As Spring break approaches, some travelers are scouring the Internet for one last ski trip or a warm weather getaway to replenish vitamin D levels. I am on Maui, attending an estate planning conference held at the 5-star Grand Wailea, part of the Waldorf Astoria chain.
Room rates here begin at almost $500 a night, and for a view of something other than the parking lot, accommodations get substantially more expensive. Professional meetings tend to be designed for attendees with generous expense accounts and leisure time. Since I have neither, I am economizing by doubling up in a $440 per night room with my friend Karen Boxx, a professor at University of Washington School of Law.
By rooming together, we figured we could save enough money to ensure that we have something left for fruity drinks and a trip to the spa. Without these perks, in our effort to economize, Boxx and I could begin to resemble a bickering old married couple by the end of the week. Even when picking up the tab ourselves, we share the belief that money spent shopping for shoes and scouring consignment stores for designer labels far outweighs the value of an ocean view or a private room.
By rooming with a colleague at a professional conference on Maui, Wendy Goffe figured she could save enough to pay for a visit to the swank hotel spa.
Also attending is our colleague, David English, a University of Missouri Law School professor, and the gold standard of meeting frugality.

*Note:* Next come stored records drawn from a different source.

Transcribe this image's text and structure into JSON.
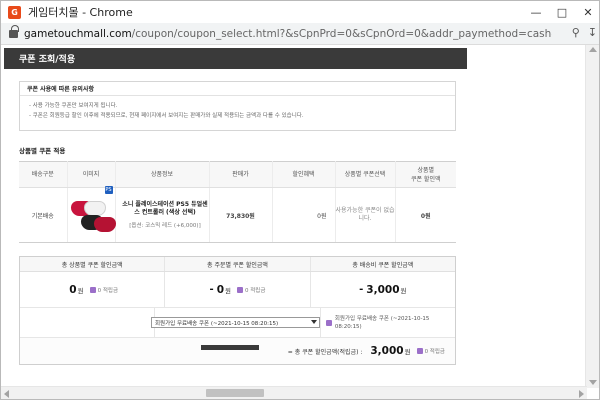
{
  "window": {
    "title": "게임터치몰 - Chrome",
    "icon_letter": "G",
    "url_host": "gametouchmall.com",
    "url_path": "/coupon/coupon_select.html?&sCpnPrd=0&sCpnOrd=0&addr_paymethod=cash&f..."
  },
  "popup": {
    "header": "쿠폰 조회/적용",
    "notice": {
      "title": "쿠폰 사용에 따른 유의사항",
      "items": [
        "- 사용 가능한 쿠폰만 보여지게 됩니다.",
        "- 쿠폰은 회원등급 할인 이후에 적용되므로, 현재 페이지에서 보여지는 판매가와 실제 적용되는 금액과 다를 수 있습니다."
      ]
    },
    "product_section_title": "상품별 쿠폰 적용",
    "table": {
      "headers": [
        "배송구분",
        "이미지",
        "상품정보",
        "판매가",
        "할인혜택",
        "상품별 쿠폰선택",
        "상품별\n쿠폰 할인액"
      ],
      "row": {
        "delivery": "기본배송",
        "badge": "PS",
        "name": "소니 플레이스테이션 PS5 듀얼센스 컨트롤러 (색상 선택)",
        "option": "[옵션: 코스믹 레드 (+6,000)]",
        "price": "73,830원",
        "discount": "0원",
        "coupon_select": "사용가능한 쿠폰이 없습니다.",
        "coupon_discount": "0원"
      }
    },
    "summary": {
      "headers": [
        "총 상품별 쿠폰 할인금액",
        "총 주문별 쿠폰 할인금액",
        "총 배송비 쿠폰 할인금액"
      ],
      "values": [
        {
          "prefix": "",
          "amount": "0",
          "unit": "원",
          "points": "0 적립금"
        },
        {
          "prefix": "-",
          "amount": "0",
          "unit": "원",
          "points": "0 적립금"
        },
        {
          "prefix": "-",
          "amount": "3,000",
          "unit": "원",
          "points": ""
        }
      ],
      "order_coupon_select": "회원가입 무료배송 쿠폰 (~2021-10-15 08:20:15)",
      "delivery_coupon_text": "회원가입 무료배송 쿠폰 (~2021-10-15 08:20:15)",
      "total_label": "= 총 쿠폰 할인금액(적립금) :",
      "total_amount": "3,000",
      "total_unit": "원",
      "total_points": "0 적립금"
    }
  },
  "colors": {
    "popup_header_bg": "#3a3a3a",
    "points_icon": "#9b6fc9"
  }
}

He has a reputation for always finding the cheaper alternative. This time he is staying at a 3-star hotel a few miles down the road.
Finding a hotel room on any budget can be a time consuming project. Comparing advertised rates is tricky. Like airlines, which have long unbundled their fees, hotels have joined the bandwagon with costs that can quickly add hundreds of dollars to your tab.
Here are nine tips, from English and other seasoned travelers, for navigating hotel charges and finding bargains.
1. Abandon nostalgia. Forget about in-room coffee makers. Even in a 5-star hotel, you may need to pay for your morning Joe. Those cute little soaps and shampoos that everyone likes to take home are going down the drain, too. Hotels have figured out it’s cheaper to use wall dispensers.
Boxx recalls an experience at the Ritz Carlton in Washington, D.C. during the 1980s that would be hard to duplicate today. The desk clerk, who heard her sniffling the morning after she arrived, asked, “Miss Boxx, are you not feeling well?